Monday, 9 July 2018

Perpetually Troubled

For those who hold the opinion that things are good or bad by nature are perpetually troubled. When they lack what they believe to be good, they take themselves to be persecuted by natural evils and they pursue what (so they think) is good. And when they have acquired these things, they experience more troubles; for they are elated beyond reason and measure, and in fear of change they do anything so as not to lose what they believe to be good. But those who make no determination about what is good or bad by nature neither avoid nor pursue anything with intensity; and hence they are tranquil.

Sextus Empiricus, Outlines of Scepticism. Translated by Annas and Barnes.

1 comment:

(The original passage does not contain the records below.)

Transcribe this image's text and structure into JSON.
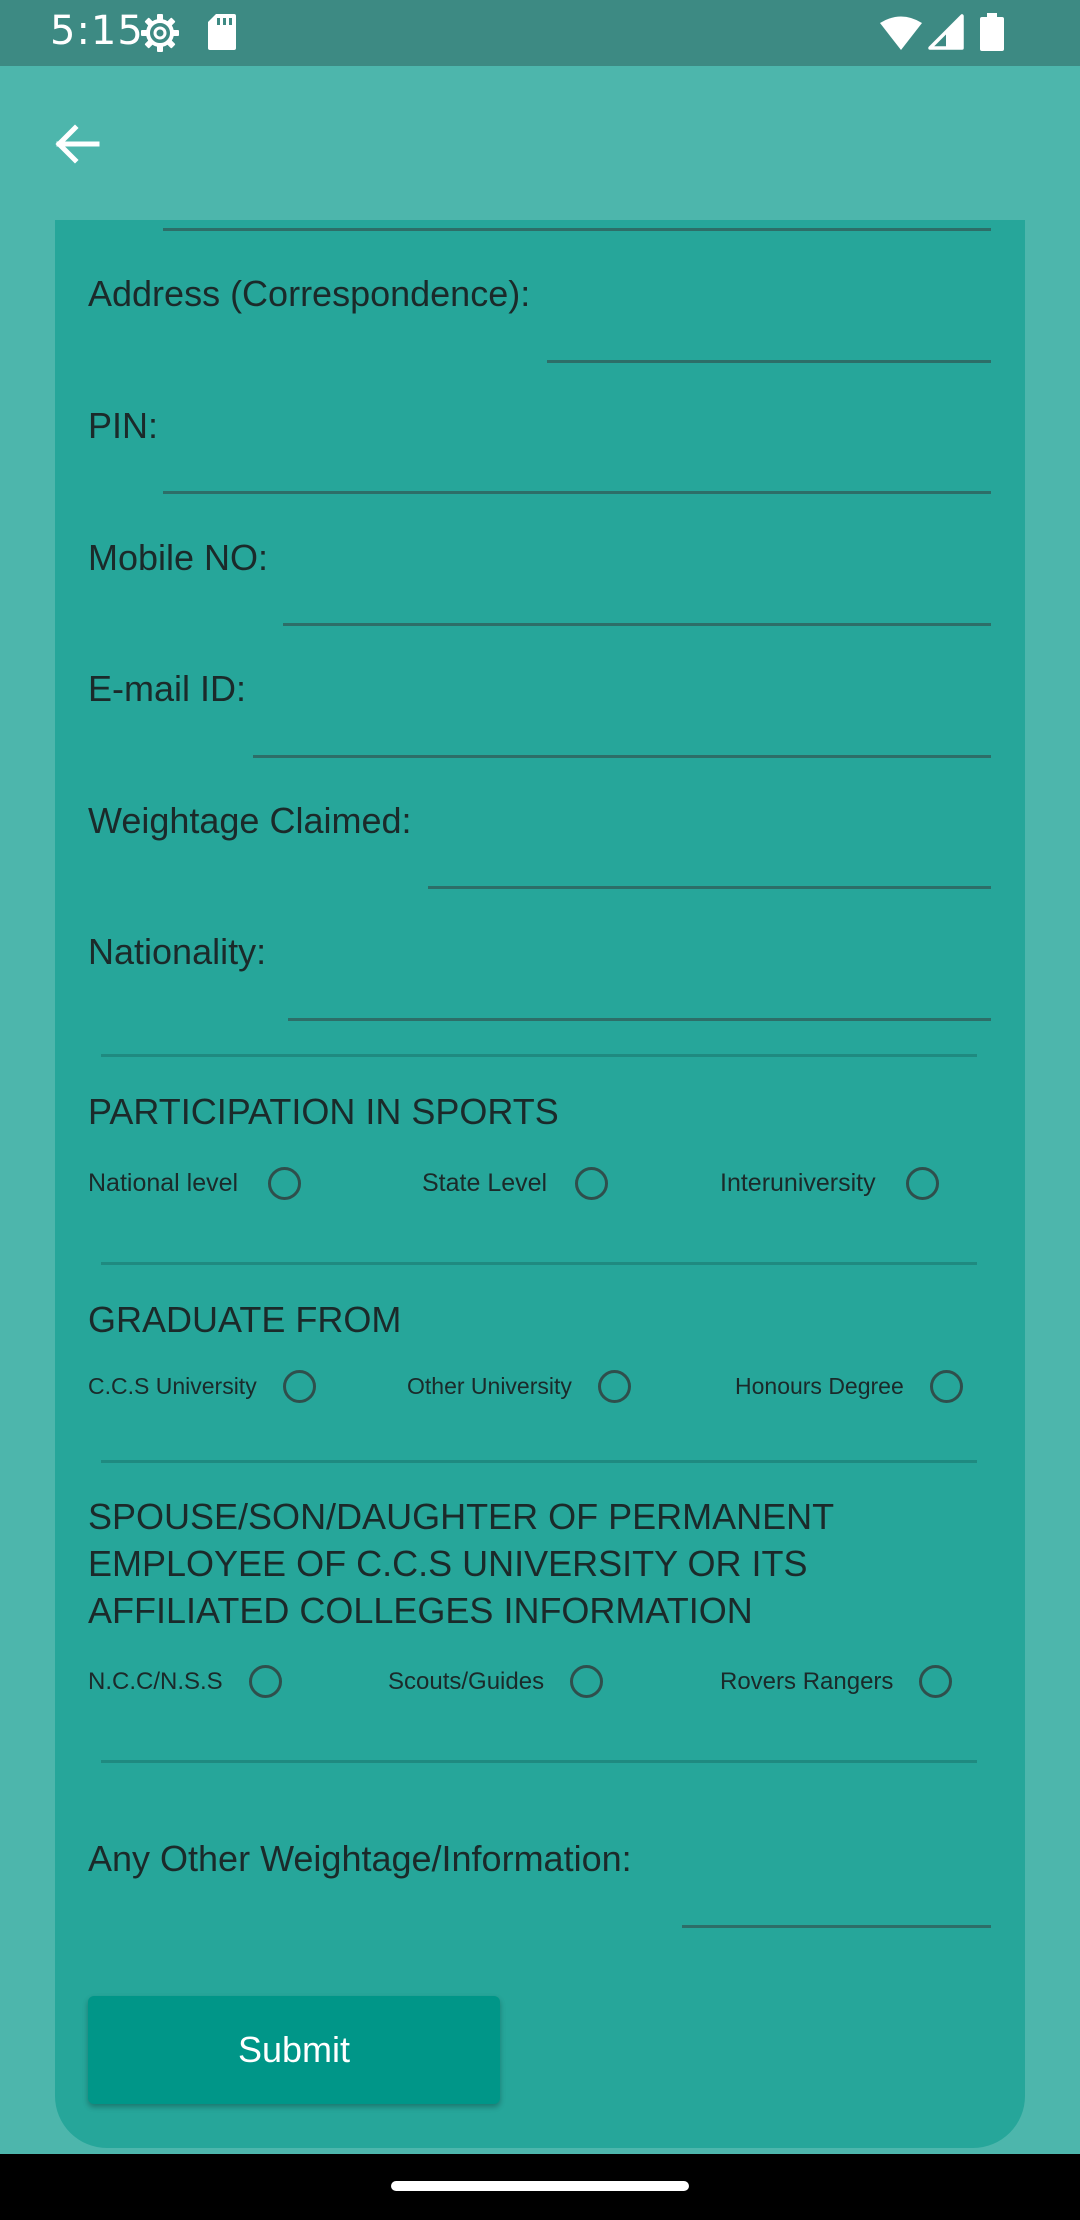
{
  "status_bar": {
    "time": "5:15"
  },
  "form": {
    "fields": [
      {
        "label": "Address (Correspondence):"
      },
      {
        "label": "PIN:"
      },
      {
        "label": "Mobile NO:"
      },
      {
        "label": "E-mail ID:"
      },
      {
        "label": "Weightage Claimed:"
      },
      {
        "label": "Nationality:"
      }
    ],
    "sports": {
      "title": "PARTICIPATION IN SPORTS",
      "options": [
        "National level",
        "State Level",
        "Interuniversity"
      ]
    },
    "graduate": {
      "title": "GRADUATE FROM",
      "options": [
        "C.C.S University",
        "Other University",
        "Honours Degree"
      ]
    },
    "spouse": {
      "title": "SPOUSE/SON/DAUGHTER OF PERMANENT EMPLOYEE OF C.C.S UNIVERSITY OR ITS AFFILIATED COLLEGES INFORMATION",
      "options": [
        "N.C.C/N.S.S",
        "Scouts/Guides",
        "Rovers Rangers"
      ]
    },
    "other_label": "Any Other Weightage/Information:",
    "submit_label": "Submit"
  },
  "icons": {
    "back": "arrow-left-icon",
    "status": [
      "gear-icon",
      "sd-card-icon",
      "wifi-icon",
      "cell-signal-icon",
      "battery-icon"
    ]
  },
  "colors": {
    "status_bar": "#3d8a83",
    "app_background": "#4db6ac",
    "card": "#26a69a",
    "button": "#009688"
  }
}
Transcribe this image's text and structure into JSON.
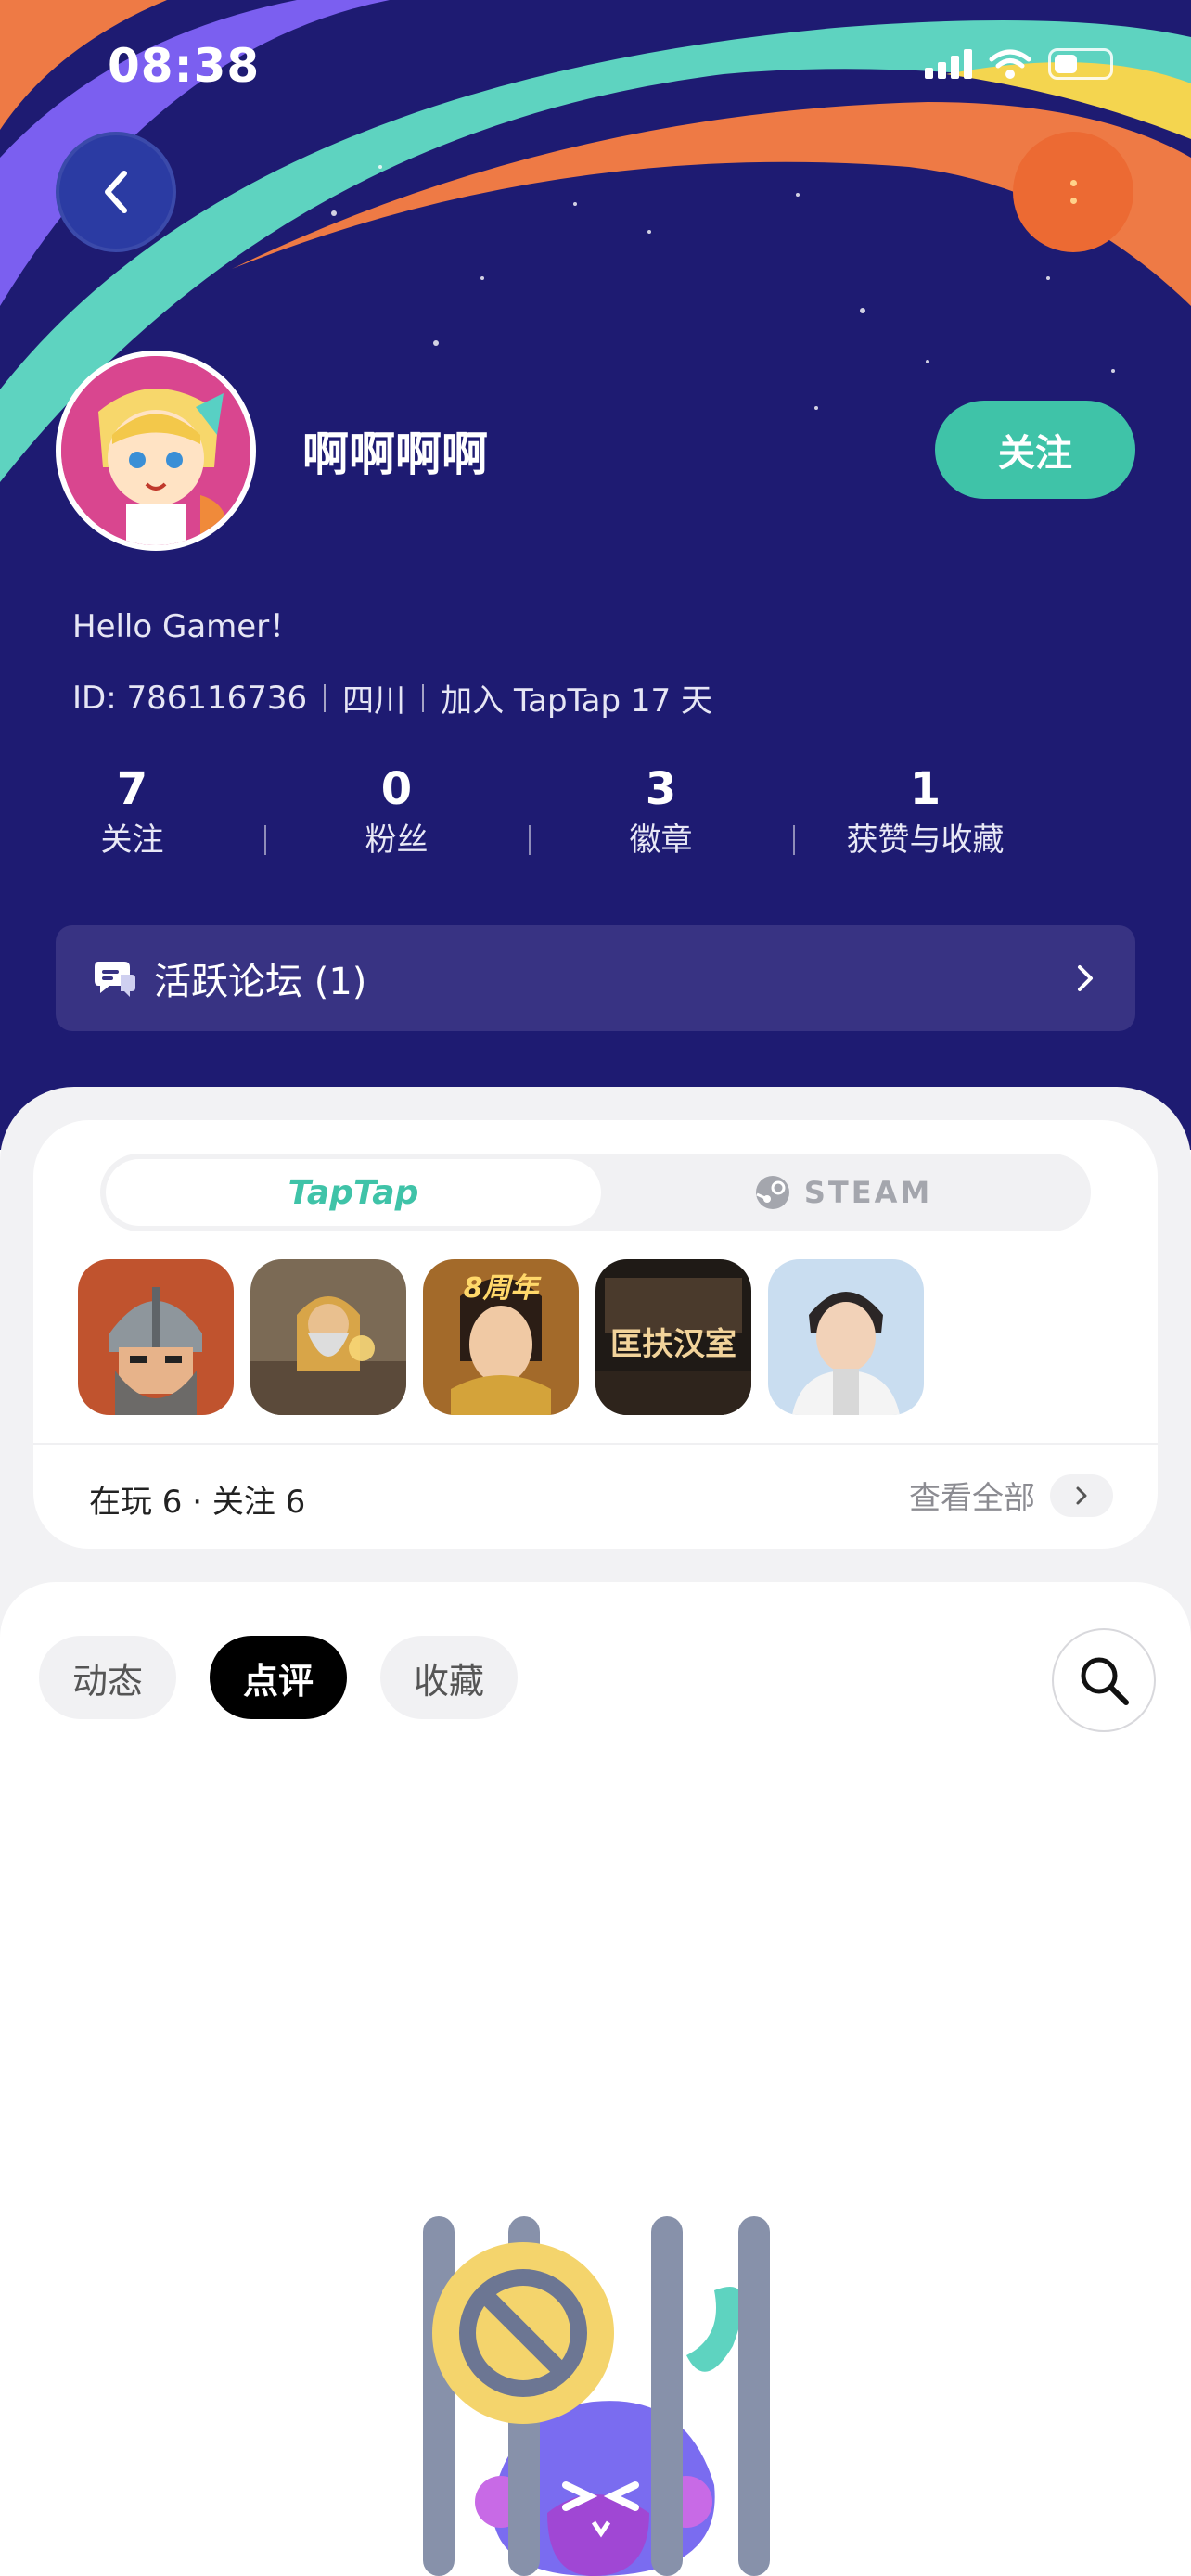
{
  "status_bar": {
    "time": "08:38"
  },
  "header": {
    "back_icon": "chevron-left-icon",
    "more_icon": "more-vertical-icon"
  },
  "profile": {
    "username": "啊啊啊啊",
    "follow_label": "关注",
    "bio": "Hello Gamer！",
    "id_text": "ID: 786116736",
    "location": "四川",
    "joined": "加入 TapTap 17 天"
  },
  "stats": [
    {
      "value": "7",
      "label": "关注"
    },
    {
      "value": "0",
      "label": "粉丝"
    },
    {
      "value": "3",
      "label": "徽章"
    },
    {
      "value": "1",
      "label": "获赞与收藏"
    }
  ],
  "forum": {
    "label": "活跃论坛 (1)"
  },
  "games_card": {
    "platform_tabs": [
      "TapTap",
      "STEAM"
    ],
    "selected_platform": "TapTap",
    "games": [
      {
        "name": "game-1",
        "text": ""
      },
      {
        "name": "game-2",
        "text": ""
      },
      {
        "name": "game-3",
        "text": "8周年"
      },
      {
        "name": "game-4",
        "text": "匡扶汉室"
      },
      {
        "name": "game-5",
        "text": ""
      }
    ],
    "summary": "在玩 6 · 关注 6",
    "view_all": "查看全部"
  },
  "feed": {
    "tabs": [
      "动态",
      "点评",
      "收藏"
    ],
    "active_tab": "点评"
  },
  "colors": {
    "hero_bg": "#1e1b72",
    "accent_green": "#3fc3a8",
    "orange": "#ec6a33"
  }
}
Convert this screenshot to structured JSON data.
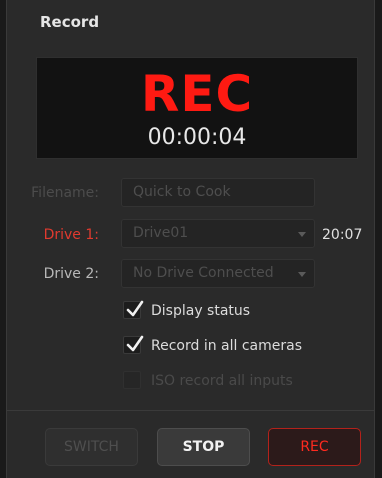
{
  "panel": {
    "title": "Record"
  },
  "display": {
    "rec_label": "REC",
    "timecode": "00:00:04",
    "rec_color": "#ff1a12"
  },
  "filename": {
    "label": "Filename:",
    "value": "Quick to Cook"
  },
  "drive1": {
    "label": "Drive 1:",
    "value": "Drive01",
    "remaining": "20:07"
  },
  "drive2": {
    "label": "Drive 2:",
    "value": "No Drive Connected"
  },
  "options": {
    "display_status": {
      "label": "Display status",
      "checked": true
    },
    "record_all_cameras": {
      "label": "Record in all cameras",
      "checked": true
    },
    "iso_record": {
      "label": "ISO record all inputs",
      "checked": false,
      "enabled": false
    }
  },
  "buttons": {
    "switch": "SWITCH",
    "stop": "STOP",
    "rec": "REC"
  }
}
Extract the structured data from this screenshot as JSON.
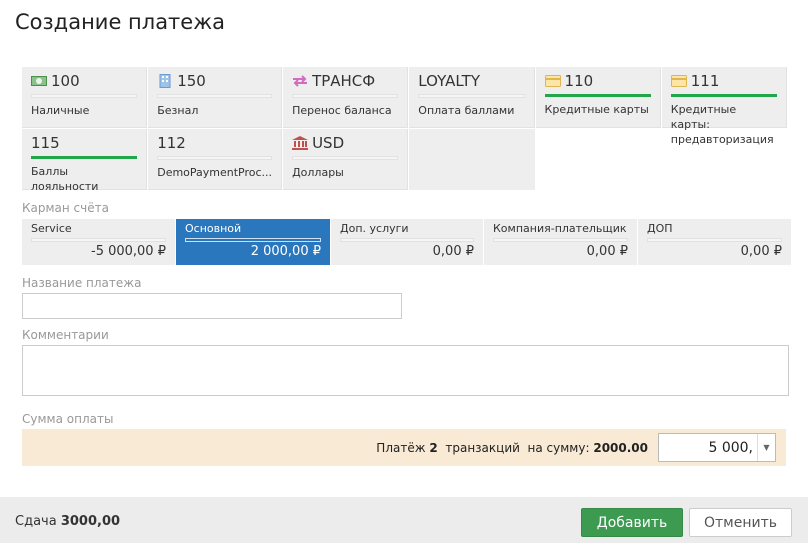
{
  "title": "Создание платежа",
  "methods": [
    {
      "code": "100",
      "label": "Наличные",
      "icon": "cash-icon",
      "active": false
    },
    {
      "code": "150",
      "label": "Безнал",
      "icon": "building-icon",
      "active": false
    },
    {
      "code": "ТРАНСФ",
      "label": "Перенос баланса",
      "icon": "transfer-icon",
      "active": false
    },
    {
      "code": "LOYALTY",
      "label": "Оплата баллами",
      "icon": "",
      "active": false
    },
    {
      "code": "110",
      "label": "Кредитные карты",
      "icon": "credit-card-icon",
      "active": true
    },
    {
      "code": "111",
      "label": "Кредитные карты: предавторизация",
      "icon": "credit-card-icon",
      "active": true
    },
    {
      "code": "115",
      "label": "Баллы лояльности",
      "icon": "",
      "active": true
    },
    {
      "code": "112",
      "label": "DemoPaymentProc...",
      "icon": "",
      "active": false
    },
    {
      "code": "USD",
      "label": "Доллары",
      "icon": "bank-icon",
      "active": false
    }
  ],
  "pocket_label": "Карман счёта",
  "pockets": [
    {
      "name": "Service",
      "value": "-5 000,00 ₽"
    },
    {
      "name": "Основной",
      "value": "2 000,00 ₽",
      "active": true
    },
    {
      "name": "Доп. услуги",
      "value": "0,00 ₽"
    },
    {
      "name": "Компания-плательщик",
      "value": "0,00 ₽"
    },
    {
      "name": "ДОП",
      "value": "0,00 ₽"
    }
  ],
  "payment_name_label": "Название платежа",
  "payment_name_value": "",
  "comments_label": "Комментарии",
  "comments_value": "",
  "sum_label": "Сумма оплаты",
  "summary": {
    "prefix": "Платёж",
    "count": "2",
    "mid": "транзакций  на сумму:",
    "total": "2000.00"
  },
  "amount": "5 000,",
  "footer": {
    "change_label": "Сдача",
    "change_value": "3000,00",
    "add": "Добавить",
    "cancel": "Отменить"
  }
}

  1. But then the skeptical opinion would be a good that is sought and one would constantly have to struggle to maintain, would it not? And isn't that skeptical belief preferred and desired by the skeptic while its contrary is avoided in thought? Surely the skeptic would still struggle with desires; for food and proper food, no doubt; and would struggle with eating good that was tasted badly, for example, but was simple and healthy and not sought for tasting good (because to seek or prefer food that tastes good would mean making a determination about the nature of the food; namely, of its quality).